▶ Exercise directions: Which lines in the data below contain the word "icon"? Copy each of them.

┌────────

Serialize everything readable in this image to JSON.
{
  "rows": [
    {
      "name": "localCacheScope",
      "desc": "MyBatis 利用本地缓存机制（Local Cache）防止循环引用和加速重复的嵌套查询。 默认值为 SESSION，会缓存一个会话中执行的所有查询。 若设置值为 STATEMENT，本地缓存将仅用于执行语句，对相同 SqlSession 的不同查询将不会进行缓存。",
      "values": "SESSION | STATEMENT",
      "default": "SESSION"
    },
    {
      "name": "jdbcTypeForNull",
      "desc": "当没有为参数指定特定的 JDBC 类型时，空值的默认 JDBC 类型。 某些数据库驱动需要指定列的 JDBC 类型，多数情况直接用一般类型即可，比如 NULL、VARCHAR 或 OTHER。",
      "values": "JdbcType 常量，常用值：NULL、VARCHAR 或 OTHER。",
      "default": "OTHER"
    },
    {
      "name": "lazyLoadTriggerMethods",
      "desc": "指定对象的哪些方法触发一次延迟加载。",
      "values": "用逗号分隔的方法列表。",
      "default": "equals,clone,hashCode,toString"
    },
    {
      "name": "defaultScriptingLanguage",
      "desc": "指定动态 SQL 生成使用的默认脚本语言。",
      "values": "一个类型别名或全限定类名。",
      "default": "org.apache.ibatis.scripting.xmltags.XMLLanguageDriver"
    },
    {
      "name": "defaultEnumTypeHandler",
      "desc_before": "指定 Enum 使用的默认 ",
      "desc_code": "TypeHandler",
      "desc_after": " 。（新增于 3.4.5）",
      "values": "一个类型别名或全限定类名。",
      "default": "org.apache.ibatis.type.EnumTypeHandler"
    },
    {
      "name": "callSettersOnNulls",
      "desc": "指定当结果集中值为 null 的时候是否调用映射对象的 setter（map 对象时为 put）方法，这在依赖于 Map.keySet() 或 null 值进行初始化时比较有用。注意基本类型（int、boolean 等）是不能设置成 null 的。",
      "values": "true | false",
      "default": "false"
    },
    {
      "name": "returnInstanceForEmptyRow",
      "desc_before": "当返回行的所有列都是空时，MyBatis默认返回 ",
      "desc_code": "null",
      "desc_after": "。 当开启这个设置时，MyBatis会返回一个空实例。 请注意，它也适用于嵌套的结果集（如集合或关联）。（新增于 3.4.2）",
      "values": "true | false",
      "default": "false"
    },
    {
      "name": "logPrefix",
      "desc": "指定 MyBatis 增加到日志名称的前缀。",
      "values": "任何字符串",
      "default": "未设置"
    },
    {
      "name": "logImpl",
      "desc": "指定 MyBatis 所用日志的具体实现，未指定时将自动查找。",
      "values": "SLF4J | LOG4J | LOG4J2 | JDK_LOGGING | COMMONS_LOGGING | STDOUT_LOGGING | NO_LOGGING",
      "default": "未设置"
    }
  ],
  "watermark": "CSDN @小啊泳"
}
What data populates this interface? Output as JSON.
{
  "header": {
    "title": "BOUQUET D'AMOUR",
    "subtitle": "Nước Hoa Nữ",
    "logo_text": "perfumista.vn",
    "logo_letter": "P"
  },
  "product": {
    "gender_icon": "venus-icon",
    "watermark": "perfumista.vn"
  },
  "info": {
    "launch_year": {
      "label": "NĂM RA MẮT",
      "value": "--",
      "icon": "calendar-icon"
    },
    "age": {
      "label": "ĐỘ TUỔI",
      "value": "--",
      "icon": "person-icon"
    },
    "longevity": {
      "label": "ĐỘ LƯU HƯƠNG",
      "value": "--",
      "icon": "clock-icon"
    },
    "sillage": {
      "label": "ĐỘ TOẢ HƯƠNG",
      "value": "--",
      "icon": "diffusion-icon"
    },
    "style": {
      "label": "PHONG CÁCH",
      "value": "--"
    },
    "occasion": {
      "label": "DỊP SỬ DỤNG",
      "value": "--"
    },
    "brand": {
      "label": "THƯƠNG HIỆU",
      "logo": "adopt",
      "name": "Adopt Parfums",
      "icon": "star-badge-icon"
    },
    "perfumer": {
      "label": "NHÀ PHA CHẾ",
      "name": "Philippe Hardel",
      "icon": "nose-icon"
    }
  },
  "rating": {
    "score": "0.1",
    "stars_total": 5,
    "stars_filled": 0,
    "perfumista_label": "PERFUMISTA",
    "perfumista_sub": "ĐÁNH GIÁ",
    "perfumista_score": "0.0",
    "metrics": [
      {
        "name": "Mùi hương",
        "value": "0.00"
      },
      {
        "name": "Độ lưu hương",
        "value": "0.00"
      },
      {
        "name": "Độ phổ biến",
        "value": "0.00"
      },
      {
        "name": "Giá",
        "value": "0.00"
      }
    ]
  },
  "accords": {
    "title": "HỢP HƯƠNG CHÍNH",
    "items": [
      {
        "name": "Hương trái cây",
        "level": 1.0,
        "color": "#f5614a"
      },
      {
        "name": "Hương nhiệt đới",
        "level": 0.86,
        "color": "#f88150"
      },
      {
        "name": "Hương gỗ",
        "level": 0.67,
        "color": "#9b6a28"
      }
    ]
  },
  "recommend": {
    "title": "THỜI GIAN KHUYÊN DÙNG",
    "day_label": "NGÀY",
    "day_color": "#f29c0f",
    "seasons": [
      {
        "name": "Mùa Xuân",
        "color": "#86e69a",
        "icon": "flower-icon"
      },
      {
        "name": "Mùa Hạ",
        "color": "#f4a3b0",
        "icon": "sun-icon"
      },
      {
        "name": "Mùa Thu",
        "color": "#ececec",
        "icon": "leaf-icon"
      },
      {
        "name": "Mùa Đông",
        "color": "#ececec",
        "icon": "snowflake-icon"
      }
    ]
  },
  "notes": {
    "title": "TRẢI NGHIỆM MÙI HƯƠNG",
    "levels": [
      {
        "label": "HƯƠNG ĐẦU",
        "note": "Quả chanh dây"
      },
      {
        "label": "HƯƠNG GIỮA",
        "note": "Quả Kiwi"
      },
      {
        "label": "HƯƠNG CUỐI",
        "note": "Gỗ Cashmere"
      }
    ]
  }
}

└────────

▶ Output of the task:
    "gender_icon": "venus-icon",
      "icon": "calendar-icon"
      "icon": "person-icon"
      "icon": "clock-icon"
      "icon": "diffusion-icon"
      "icon": "star-badge-icon"
      "icon": "nose-icon"
        "icon": "flower-icon"
        "icon": "sun-icon"
        "icon": "leaf-icon"
        "icon": "snowflake-icon"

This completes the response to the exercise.